*This paper is an extended version of my talk at “The Rule of Law Conference” at Budapest, February 1990, which was organised by the Bibo College of Law and the Jagelonian Trust.
The Politics of the Rule of Law*
Version of Record online: 2 AUG 2007
Volume 3, Issue 3, pages 331–339, December 1990
How to Cite
RAZ, J. (1990), The Politics of the Rule of Law. Ratio Juris, 3: 331–339. doi: 10.1111/j.1467-9337.1990.tb00066.x
- Issue online: 2 AUG 2007
- Version of Record online: 2 AUG 2007

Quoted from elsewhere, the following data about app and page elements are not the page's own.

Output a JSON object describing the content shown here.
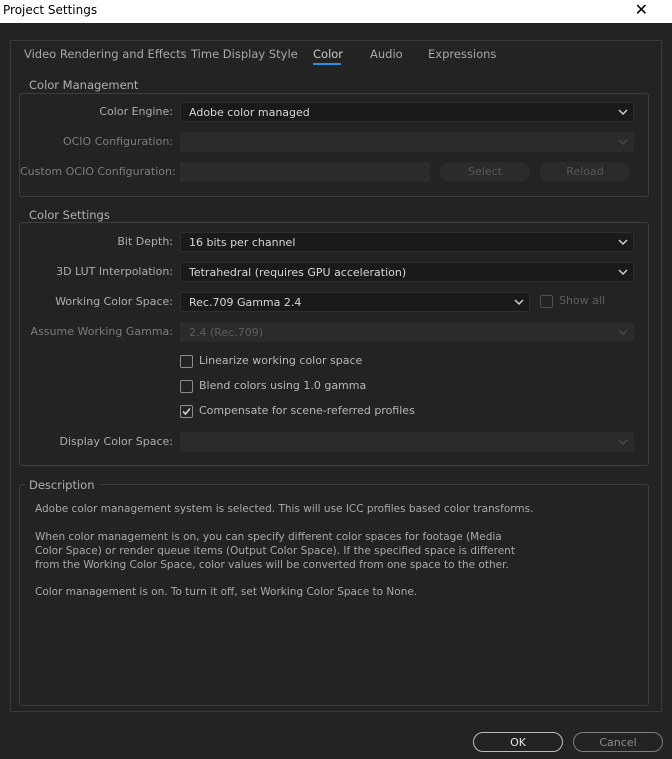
{
  "window": {
    "title": "Project Settings",
    "close_glyph": "✕"
  },
  "tabs": [
    {
      "label": "Video Rendering and Effects"
    },
    {
      "label": "Time Display Style"
    },
    {
      "label": "Color",
      "active": true
    },
    {
      "label": "Audio"
    },
    {
      "label": "Expressions"
    }
  ],
  "color_management": {
    "title": "Color Management",
    "color_engine": {
      "label": "Color Engine:",
      "value": "Adobe color managed"
    },
    "ocio_configuration": {
      "label": "OCIO Configuration:",
      "value": ""
    },
    "custom_ocio": {
      "label": "Custom OCIO Configuration:",
      "select_label": "Select",
      "reload_label": "Reload"
    }
  },
  "color_settings": {
    "title": "Color Settings",
    "bit_depth": {
      "label": "Bit Depth:",
      "value": "16 bits per channel"
    },
    "lut_interpolation": {
      "label": "3D LUT Interpolation:",
      "value": "Tetrahedral (requires GPU acceleration)"
    },
    "working_color_space": {
      "label": "Working Color Space:",
      "value": "Rec.709 Gamma 2.4",
      "show_all_label": "Show all",
      "show_all_checked": false
    },
    "assume_working_gamma": {
      "label": "Assume Working Gamma:",
      "value": "2.4 (Rec.709)"
    },
    "checkboxes": [
      {
        "label": "Linearize working color space",
        "checked": false
      },
      {
        "label": "Blend colors using 1.0 gamma",
        "checked": false
      },
      {
        "label": "Compensate for scene-referred profiles",
        "checked": true
      }
    ],
    "display_color_space": {
      "label": "Display Color Space:",
      "value": ""
    }
  },
  "description": {
    "title": "Description",
    "paragraphs": [
      "Adobe color management system is selected. This will use ICC profiles based color transforms.",
      "When color management is on, you can specify different color spaces for footage (Media Color Space) or render queue items (Output Color Space). If the specified space is different from the Working Color Space, color values will be converted from one space to the other.",
      "Color management is on. To turn it off, set Working Color Space to None."
    ]
  },
  "buttons": {
    "ok": "OK",
    "cancel": "Cancel"
  },
  "colors": {
    "accent": "#2d8ceb",
    "background": "#232323",
    "input_bg": "#1a1a1a"
  },
  "icons": {
    "dropdown": "chevron-down-icon",
    "check": "checkmark-icon"
  }
}
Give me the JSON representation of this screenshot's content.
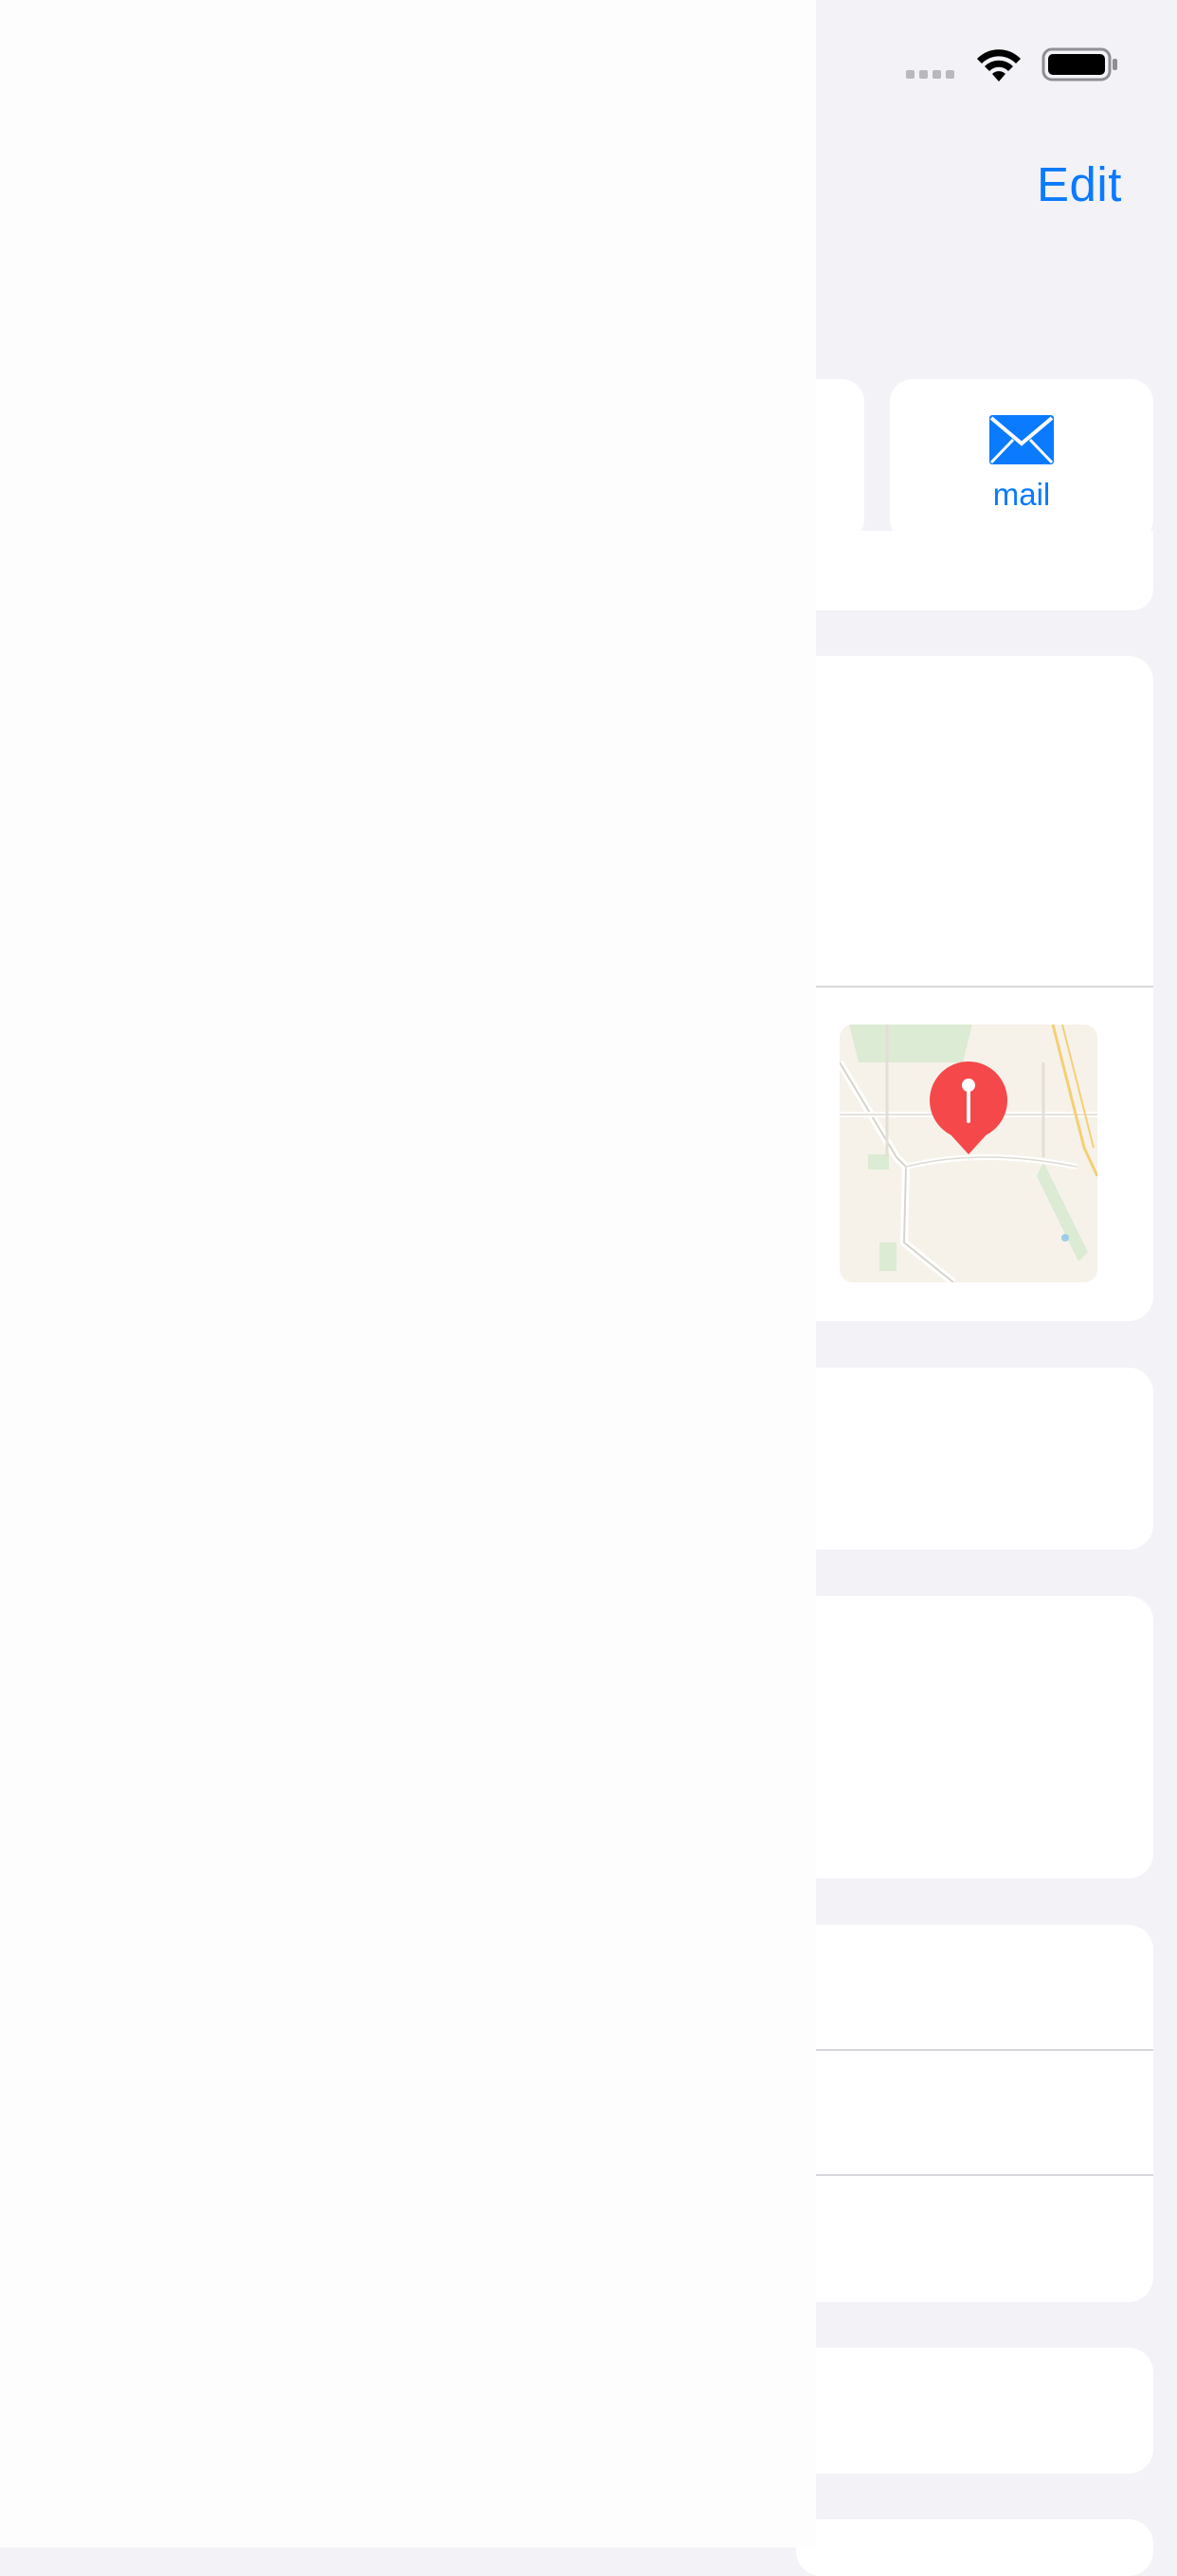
{
  "nav": {
    "edit_label": "Edit"
  },
  "actions": {
    "mail_label": "mail"
  },
  "colors": {
    "accent": "#0a7aff",
    "background": "#f2f2f7",
    "card": "#ffffff",
    "pin": "#f5484a"
  },
  "icons": {
    "wifi": "wifi-icon",
    "battery": "battery-icon",
    "mail": "mail-icon",
    "map_pin": "map-pin-icon"
  }
}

Abstract. The rule of law should be understood as part of the culture of democracy which requires a distribution of power between a periodically elected legislature and executive and an independent, but publicly accountable, judiciary in charge of a more slowly changing legal doctrine. The rule of law is also essential for the protection of individuals in fast changing pluralistic societies. In both its aspects the doctrine is a product of a particular historical culture, and requires a culture of legality, and not merely the introduction of a few legal rules, for its proper functioning.